Despite some of the buzz you might be hearing, don’t think the “best time to send” discussion can be tabled as no longer relevant. To maximize your email marketing ROI, you must still discover the day and the time that give you the highest response rate and return on your investment.
Are you already operating off of some “best time to send” assumptions? As marketers, we want to default to industry best practices and well-publicized case studies. But as email marketers, we are able to—and must—test, not take for granted. Rather than rely on the results of others, we must discover our own. And there’s a real danger in following the crowd. When they say Tuesday is the best day to send and then everyone sends on Tuesday, then what? Tuesday leads to crowded inboxes.
The fact is, the industry doesn’t determine your best time to send; your audience does. And you can only learn that by testing.
Beyond knowing it’s the audience who decides, you must also be clear about what you’re measuring. Number delivered? Opens? Click-throughs? Conversions? Total revenue? Then instead of asking “What’s the best time to send?” the question could be, “Which day and time gives us the highest (insert metric here)?”
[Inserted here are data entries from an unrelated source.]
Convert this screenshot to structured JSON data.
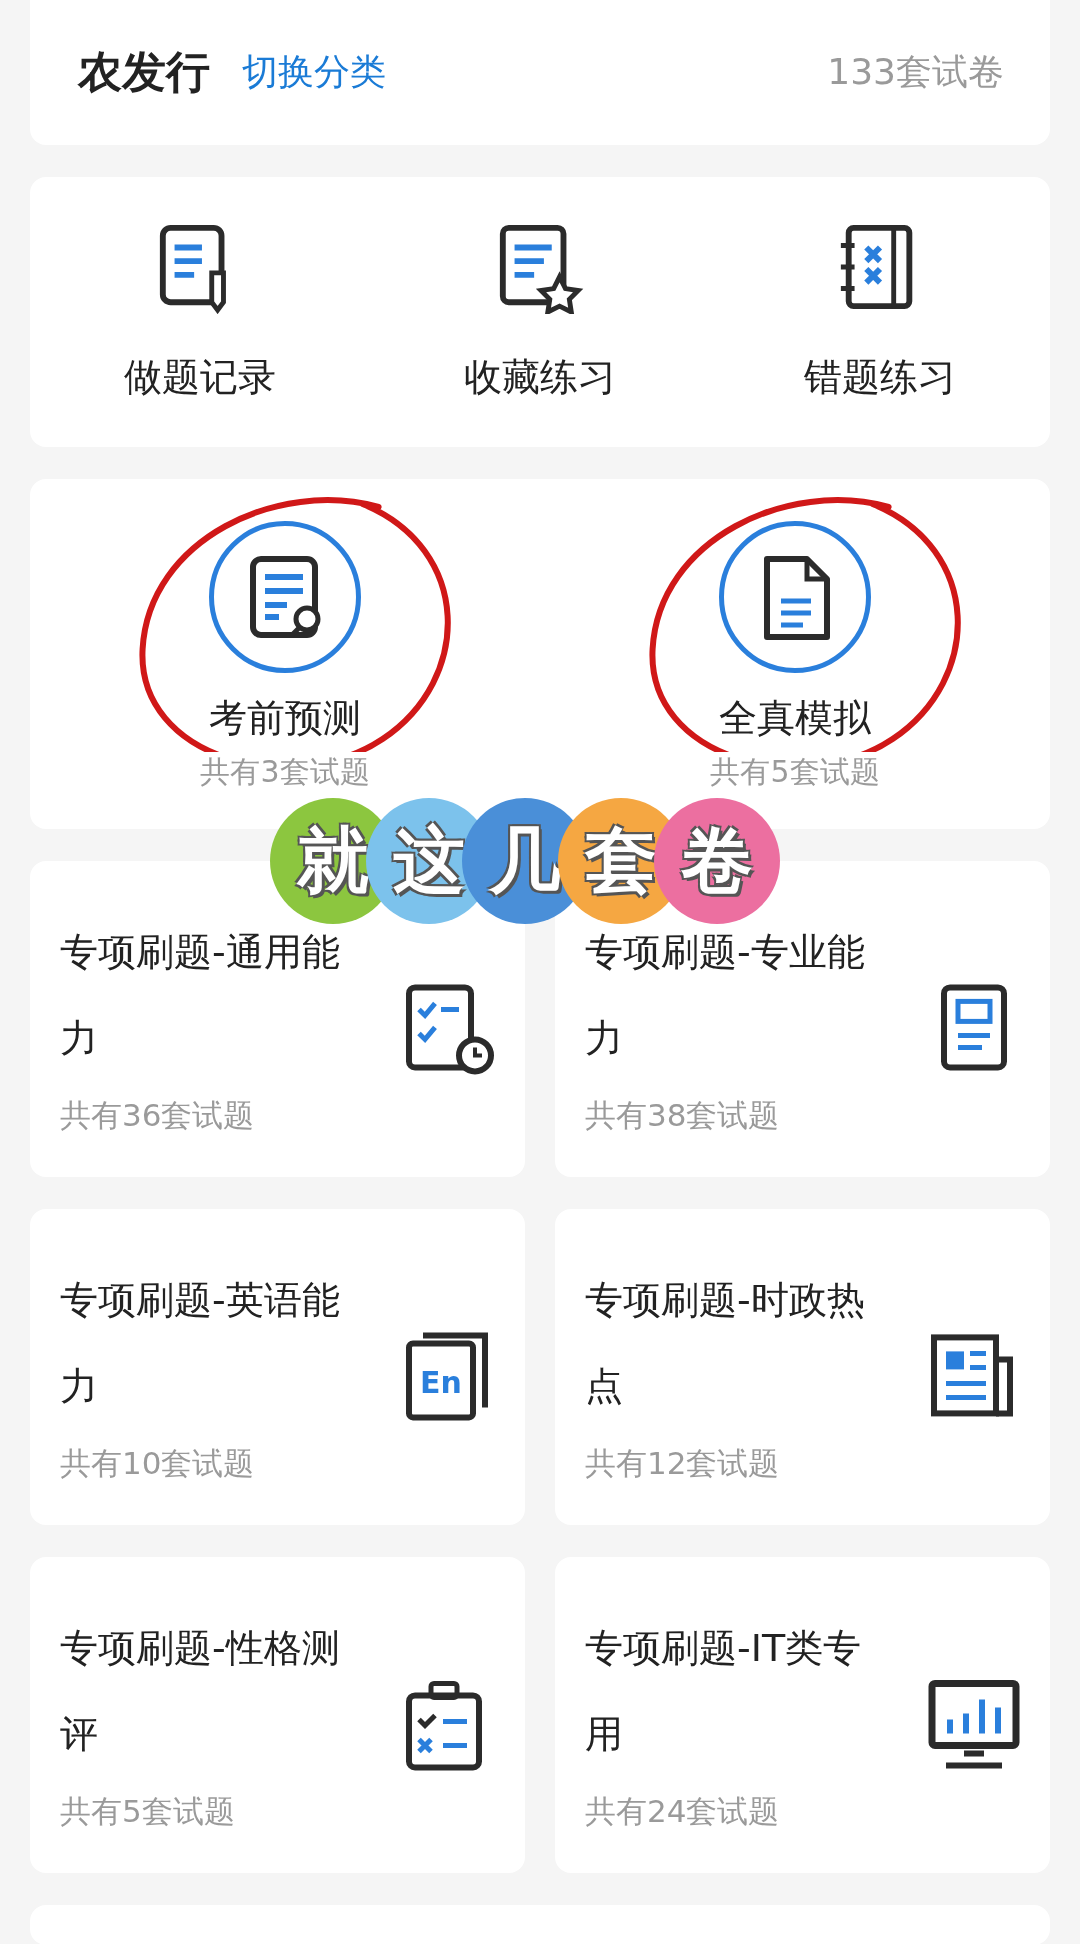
{
  "header": {
    "title": "农发行",
    "switch_link": "切换分类",
    "total": "133套试卷"
  },
  "quick_actions": [
    {
      "label": "做题记录"
    },
    {
      "label": "收藏练习"
    },
    {
      "label": "错题练习"
    }
  ],
  "featured": [
    {
      "label": "考前预测",
      "count": "共有3套试题",
      "circled": true
    },
    {
      "label": "全真模拟",
      "count": "共有5套试题",
      "circled": true
    }
  ],
  "categories": [
    {
      "title": "专项刷题-通用能力",
      "count": "共有36套试题"
    },
    {
      "title": "专项刷题-专业能力",
      "count": "共有38套试题"
    },
    {
      "title": "专项刷题-英语能力",
      "count": "共有10套试题",
      "icon_text": "En"
    },
    {
      "title": "专项刷题-时政热点",
      "count": "共有12套试题"
    },
    {
      "title": "专项刷题-性格测评",
      "count": "共有5套试题"
    },
    {
      "title": "专项刷题-IT类专用",
      "count": "共有24套试题"
    }
  ],
  "sticker": [
    {
      "char": "就",
      "color": "#8cc63f"
    },
    {
      "char": "这",
      "color": "#7cc2ec"
    },
    {
      "char": "几",
      "color": "#4a8fd8"
    },
    {
      "char": "套",
      "color": "#f5a742"
    },
    {
      "char": "卷",
      "color": "#ec6fa0"
    }
  ]
}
Know what your metrics really mean. If your metric is revenue, remember that an email opened is not necessarily an email acted upon. The recipient might be curious enough to look beyond the preview pane, but not ready to buy.
This is especially true with mobile devices. Sure, mobile means 24×7 access to email but that probably doesn’t impact your optimum send day. Just because people see their email 24×7 doesn’t mean they respond to it or even really pay attention to it. A relatively safe assumption is that people are less likely to respond to a marketing email on their PDA or BlackBerry. They’ll wait until they are back at their computer to actually respond to—or buy—something.
Also keep in mind that depending on how your audience is segmented, you might have more than one best time to send. For example, the stay-at-home mom can get your email during the day because she’s online and checking her inbox while the kids are at school. But the working mom has to get it after the kids are in bed and she’s catching up on personal email before she turns out the lights.
To determine your own best time for sending by testing, first be clear on your goal. Which metric are you aiming to improve? Then test to that metric, segmenting as much as you can to optimize the delivery day and time for each of your different audiences.
One of our clients is a national home builder. Through testing they’ve learned Friday is the best day to send emails about open houses because they know their audience is planning to spend Saturday touring new home models. Or consider the outdoor equipment retailer that also sends their promotional emails on Friday afternoons. They’ve learned their young, male audience doesn’t plan their weekend activities until Friday afternoon, so the retailer times their emails to coincide with when their audience is beginning to think about Saturday’s fun. If these two companies followed the crowd, imagine the negative impact on their email marketing ROI. They’d be emailing on Tuesdays…and getting totally ignored.
The success of these email campaigns is testament to the importance of knowing when your audience will be most likely to respond to your promotional email. Maybe it’s time for a better “best time to send” discussion, not an end to the discussion.
– Marco Marini